EXERCISE BRIEF = Check each line of the data below for the string "this", then report how many lines have it and nothing else.
[Opening DATA SUPPLIED section]
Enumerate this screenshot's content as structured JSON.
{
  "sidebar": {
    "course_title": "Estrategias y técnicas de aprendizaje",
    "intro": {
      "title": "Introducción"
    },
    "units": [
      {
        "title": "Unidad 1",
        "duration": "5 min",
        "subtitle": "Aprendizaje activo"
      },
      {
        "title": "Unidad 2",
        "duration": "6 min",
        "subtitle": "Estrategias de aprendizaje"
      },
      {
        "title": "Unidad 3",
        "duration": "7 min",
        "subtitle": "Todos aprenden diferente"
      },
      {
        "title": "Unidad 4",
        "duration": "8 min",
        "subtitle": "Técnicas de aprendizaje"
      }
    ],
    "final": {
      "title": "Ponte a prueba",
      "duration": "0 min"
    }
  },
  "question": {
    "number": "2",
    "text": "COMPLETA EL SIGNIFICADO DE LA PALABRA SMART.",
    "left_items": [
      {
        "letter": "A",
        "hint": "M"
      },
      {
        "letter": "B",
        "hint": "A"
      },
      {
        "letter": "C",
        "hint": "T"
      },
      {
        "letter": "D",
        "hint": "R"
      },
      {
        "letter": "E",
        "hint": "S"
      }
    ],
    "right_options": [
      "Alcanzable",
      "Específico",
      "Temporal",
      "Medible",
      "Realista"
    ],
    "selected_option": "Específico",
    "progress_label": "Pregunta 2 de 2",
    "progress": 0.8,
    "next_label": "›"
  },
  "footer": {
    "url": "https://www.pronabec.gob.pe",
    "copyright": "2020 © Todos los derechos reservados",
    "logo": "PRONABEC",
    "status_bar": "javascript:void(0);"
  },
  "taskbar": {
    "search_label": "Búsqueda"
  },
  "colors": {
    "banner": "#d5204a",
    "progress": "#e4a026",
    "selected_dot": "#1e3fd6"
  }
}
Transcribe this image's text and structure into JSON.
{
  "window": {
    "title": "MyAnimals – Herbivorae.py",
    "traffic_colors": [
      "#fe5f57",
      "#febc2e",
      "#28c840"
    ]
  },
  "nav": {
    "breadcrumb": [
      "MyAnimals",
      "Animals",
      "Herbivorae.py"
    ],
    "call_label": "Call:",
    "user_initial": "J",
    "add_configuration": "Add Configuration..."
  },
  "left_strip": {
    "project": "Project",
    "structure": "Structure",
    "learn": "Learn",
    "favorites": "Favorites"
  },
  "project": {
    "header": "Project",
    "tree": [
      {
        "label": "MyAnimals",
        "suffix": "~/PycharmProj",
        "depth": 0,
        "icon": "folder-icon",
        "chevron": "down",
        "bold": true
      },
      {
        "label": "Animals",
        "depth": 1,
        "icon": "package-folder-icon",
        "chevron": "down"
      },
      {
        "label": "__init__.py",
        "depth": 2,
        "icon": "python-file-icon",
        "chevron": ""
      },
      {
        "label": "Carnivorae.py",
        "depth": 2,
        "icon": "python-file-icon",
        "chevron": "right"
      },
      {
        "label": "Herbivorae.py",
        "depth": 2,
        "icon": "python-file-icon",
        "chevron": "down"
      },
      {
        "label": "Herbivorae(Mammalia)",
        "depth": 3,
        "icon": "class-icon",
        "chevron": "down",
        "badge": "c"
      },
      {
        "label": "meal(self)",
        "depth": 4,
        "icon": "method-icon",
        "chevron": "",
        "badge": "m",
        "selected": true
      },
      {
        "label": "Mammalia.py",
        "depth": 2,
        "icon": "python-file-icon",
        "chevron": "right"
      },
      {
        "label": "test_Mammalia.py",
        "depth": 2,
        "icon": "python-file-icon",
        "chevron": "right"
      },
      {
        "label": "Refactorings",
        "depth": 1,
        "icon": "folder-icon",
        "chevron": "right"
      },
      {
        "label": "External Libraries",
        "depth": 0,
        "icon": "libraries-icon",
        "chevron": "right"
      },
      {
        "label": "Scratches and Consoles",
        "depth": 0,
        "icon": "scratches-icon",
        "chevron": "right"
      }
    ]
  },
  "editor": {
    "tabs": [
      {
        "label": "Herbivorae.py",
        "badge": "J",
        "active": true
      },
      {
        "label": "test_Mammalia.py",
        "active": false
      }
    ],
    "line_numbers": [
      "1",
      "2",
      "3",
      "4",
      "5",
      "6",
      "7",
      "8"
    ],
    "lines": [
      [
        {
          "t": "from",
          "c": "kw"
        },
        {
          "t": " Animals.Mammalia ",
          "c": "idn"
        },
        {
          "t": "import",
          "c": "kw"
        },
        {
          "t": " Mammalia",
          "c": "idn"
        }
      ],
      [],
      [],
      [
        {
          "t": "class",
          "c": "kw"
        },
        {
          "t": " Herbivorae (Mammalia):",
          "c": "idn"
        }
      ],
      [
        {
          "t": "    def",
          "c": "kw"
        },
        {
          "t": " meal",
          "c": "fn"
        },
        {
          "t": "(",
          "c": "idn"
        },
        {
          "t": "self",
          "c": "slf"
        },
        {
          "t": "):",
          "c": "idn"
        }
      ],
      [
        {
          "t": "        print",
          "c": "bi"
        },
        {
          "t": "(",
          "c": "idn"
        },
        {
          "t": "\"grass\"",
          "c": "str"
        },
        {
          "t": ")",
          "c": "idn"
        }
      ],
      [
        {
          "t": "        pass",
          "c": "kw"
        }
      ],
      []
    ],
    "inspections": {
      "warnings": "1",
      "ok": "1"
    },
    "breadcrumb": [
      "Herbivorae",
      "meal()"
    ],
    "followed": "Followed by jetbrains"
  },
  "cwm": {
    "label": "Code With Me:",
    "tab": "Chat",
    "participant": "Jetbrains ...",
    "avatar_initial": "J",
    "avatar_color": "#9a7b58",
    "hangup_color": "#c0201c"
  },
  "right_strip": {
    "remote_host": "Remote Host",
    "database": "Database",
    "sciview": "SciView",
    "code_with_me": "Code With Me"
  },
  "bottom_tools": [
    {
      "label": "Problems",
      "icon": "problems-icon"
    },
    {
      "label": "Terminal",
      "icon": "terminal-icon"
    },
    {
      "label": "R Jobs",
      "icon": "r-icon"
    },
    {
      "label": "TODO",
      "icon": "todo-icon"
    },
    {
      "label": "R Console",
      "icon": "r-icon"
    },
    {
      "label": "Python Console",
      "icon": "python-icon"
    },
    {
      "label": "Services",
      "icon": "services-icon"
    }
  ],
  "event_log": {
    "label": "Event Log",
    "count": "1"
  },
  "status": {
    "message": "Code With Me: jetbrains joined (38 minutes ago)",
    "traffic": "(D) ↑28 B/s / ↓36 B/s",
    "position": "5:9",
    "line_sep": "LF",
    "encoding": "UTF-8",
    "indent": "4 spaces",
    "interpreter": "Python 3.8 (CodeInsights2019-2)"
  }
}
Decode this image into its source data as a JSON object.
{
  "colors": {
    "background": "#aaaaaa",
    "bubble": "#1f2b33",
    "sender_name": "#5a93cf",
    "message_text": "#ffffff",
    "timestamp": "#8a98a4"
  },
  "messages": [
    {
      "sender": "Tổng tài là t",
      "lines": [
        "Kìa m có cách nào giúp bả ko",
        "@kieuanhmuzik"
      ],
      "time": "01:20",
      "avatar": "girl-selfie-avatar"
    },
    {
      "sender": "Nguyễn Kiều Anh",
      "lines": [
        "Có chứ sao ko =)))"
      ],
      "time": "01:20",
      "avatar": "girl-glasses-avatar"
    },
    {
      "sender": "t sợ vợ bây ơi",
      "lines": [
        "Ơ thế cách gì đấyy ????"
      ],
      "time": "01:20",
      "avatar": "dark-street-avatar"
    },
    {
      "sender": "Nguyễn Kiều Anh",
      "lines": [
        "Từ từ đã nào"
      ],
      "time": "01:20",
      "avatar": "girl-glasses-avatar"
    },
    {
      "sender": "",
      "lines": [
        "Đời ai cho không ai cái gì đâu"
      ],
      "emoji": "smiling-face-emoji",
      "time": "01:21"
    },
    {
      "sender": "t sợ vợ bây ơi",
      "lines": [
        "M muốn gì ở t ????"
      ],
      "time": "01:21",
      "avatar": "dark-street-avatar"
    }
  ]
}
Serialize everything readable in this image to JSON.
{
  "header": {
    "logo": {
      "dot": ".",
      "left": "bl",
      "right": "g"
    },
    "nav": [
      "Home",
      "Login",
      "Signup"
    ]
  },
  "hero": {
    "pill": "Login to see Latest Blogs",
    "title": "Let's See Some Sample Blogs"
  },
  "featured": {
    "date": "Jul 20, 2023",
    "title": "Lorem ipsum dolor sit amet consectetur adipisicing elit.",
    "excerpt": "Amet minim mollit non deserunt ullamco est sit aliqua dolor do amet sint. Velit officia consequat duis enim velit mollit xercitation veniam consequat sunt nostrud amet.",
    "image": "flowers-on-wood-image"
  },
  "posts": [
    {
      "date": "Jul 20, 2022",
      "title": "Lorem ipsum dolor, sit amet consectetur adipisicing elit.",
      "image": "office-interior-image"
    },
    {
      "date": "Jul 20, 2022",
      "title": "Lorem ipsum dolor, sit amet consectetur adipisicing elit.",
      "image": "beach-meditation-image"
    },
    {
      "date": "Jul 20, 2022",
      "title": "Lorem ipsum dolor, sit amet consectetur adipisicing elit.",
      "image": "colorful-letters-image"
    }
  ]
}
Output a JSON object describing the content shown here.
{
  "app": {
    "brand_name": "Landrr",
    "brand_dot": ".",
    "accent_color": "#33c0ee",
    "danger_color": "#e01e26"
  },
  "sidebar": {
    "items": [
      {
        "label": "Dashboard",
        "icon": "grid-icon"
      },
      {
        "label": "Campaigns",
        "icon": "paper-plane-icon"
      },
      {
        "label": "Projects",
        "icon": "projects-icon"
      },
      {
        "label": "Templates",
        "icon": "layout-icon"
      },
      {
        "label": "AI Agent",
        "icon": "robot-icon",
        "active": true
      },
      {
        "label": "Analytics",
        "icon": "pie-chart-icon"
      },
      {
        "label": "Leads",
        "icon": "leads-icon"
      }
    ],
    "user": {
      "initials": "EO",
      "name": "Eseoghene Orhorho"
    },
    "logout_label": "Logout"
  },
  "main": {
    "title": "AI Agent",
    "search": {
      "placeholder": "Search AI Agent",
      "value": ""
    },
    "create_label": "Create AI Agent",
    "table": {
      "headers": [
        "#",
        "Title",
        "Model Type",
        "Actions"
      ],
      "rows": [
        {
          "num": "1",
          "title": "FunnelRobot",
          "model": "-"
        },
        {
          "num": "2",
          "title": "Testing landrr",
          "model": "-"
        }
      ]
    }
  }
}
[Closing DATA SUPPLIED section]
FINAL ANSWER = 4